Apple AirPods Max review: Battery life & Smart Case

Apple AirPods Max review

(Image credit: Future)

Apple claims 20 hours of battery life for the AirPods Max, with both noise cancellation and Spatial Audio turned on. That's actually a little more than I've been seeing – generally, my unit has lasted more like 16 hours. That's still a respectable amount. On its own, I'm happy with that battery life.

The complicating factor is that they can't be turned off, and lose 7-10% of battery life overnight in my experience. For home office use, this is annoying (it might mean they can't make through all of the next day, for example) but not a huge problem – for travelling, it may be more frustrating. The good news is that you can get 1.5 hours of listening from a 5-minute charge, Apple says.

When you take AirPods Max off, they go into a low-power mode after 5 minutes. After 72 hours without use, they'll go into an even lower-power mode. You may have heard that the Apple Smart Case that comes with the AirPods Max is design to help conserve power. Well, if you put the AirPods Max in the case, they immediately go into low power mode, and go ultra-low after 18 hours.

So the case may help with preserving a good chunk of power when AirPods are unused for a longer period, but for my overnight drain complaint, the case makes basically no difference at all.

In theory, not having to think about turning them off makes them simpler; in practice, thinking about battery management makes them more complicated. When I'm done with my Sony headphones, I turn them off. I know they'll be at high battery waiting after a weekend of non-use. It's a guarantee; it's peace of mind. I do not know this about my AirPods Max. I'd prefer an off button.

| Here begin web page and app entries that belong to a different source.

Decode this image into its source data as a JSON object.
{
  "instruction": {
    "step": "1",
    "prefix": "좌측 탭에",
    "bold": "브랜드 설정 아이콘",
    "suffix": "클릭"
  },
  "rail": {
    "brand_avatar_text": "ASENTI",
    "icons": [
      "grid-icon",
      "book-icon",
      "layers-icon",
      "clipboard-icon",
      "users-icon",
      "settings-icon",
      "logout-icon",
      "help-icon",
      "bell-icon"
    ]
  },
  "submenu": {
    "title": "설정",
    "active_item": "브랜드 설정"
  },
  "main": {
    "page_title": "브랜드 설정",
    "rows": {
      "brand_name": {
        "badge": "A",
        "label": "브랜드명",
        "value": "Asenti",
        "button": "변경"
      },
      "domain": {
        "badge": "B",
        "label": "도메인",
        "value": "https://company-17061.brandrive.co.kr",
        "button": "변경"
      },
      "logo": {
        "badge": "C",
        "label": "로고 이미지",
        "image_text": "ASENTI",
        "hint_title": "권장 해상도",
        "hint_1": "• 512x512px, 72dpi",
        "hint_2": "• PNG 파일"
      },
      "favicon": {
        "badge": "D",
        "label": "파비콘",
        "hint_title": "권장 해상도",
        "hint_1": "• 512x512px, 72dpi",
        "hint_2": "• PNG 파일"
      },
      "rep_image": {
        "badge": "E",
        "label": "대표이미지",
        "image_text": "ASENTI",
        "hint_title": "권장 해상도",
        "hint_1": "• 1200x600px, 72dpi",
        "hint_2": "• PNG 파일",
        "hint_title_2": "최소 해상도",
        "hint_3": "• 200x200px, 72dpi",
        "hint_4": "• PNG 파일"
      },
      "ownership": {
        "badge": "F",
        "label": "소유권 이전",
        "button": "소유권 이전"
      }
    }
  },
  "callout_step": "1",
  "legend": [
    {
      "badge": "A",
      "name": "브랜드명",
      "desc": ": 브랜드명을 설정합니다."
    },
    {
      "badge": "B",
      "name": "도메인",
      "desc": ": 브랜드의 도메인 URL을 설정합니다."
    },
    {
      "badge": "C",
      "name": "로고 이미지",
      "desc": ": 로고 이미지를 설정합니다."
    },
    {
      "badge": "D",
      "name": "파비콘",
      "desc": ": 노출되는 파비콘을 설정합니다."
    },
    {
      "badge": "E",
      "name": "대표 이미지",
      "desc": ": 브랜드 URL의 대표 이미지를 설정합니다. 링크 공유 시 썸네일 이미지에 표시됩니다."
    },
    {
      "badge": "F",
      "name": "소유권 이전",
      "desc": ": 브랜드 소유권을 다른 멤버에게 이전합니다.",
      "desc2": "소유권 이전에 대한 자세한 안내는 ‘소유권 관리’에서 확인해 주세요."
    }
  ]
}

Let's come back to the much-maligned Smart Case, then. It's not quite as bad as it seems, but I still find it inadequate. It protects the earcups and drivers from damage, but wouldn't stop the soft rubbery finish or – crucially – the mesh of the headband from getting scraped or torn in your bag. It's thin and kind flimsy, yet takes up a bunch of space – its design would make a lot more sense if it folded flat for storage or something, but it doesn't.

Apple AirPods Max review

(Image credit: Future)

Apple AirPods Max review: Verdict

AirPods Max have edged their way into being my new favourite headphones. I find them more comfortable than anything else for long periods, and they just sound glorious, with top-tier noise cancelling. I even like the looks.

But the price is high enough that it will be a stumbling block for most people, and it deserves to be. Yes, I think these are overall better than the equivalents from Sony and Bowers & Wilkins. No, the quality difference does not match the price difference.

If you're happy to pay for the premium build and extra drops of sound quality that they squeeze out, I think you'll be delighted with AirPods Max. But there's no doubt that better bang-per-buck can be had from others in our picks of the best noise-cancelling headphones.

Matthew Bolton

Matt is T3's former AV and Smart Home Editor (UK), master of all things audiovisual, overseeing our TV, speakers and headphones coverage. He also covered smart home products and large appliances, as well as our toys and games articles. He's can explain both what Dolby Vision IQ is and why the Lego you're building doesn't fit together the way the instructions say, so is truly invaluable. Matt has worked for tech publications for over 10 years, in print and online, including running T3's print magazine and launching its most recent redesign. He's also contributed to a huge number of tech and gaming titles over the years. Say hello if you see him roaming the halls at CES, IFA or Toy Fair. Matt now works for our sister title TechRadar.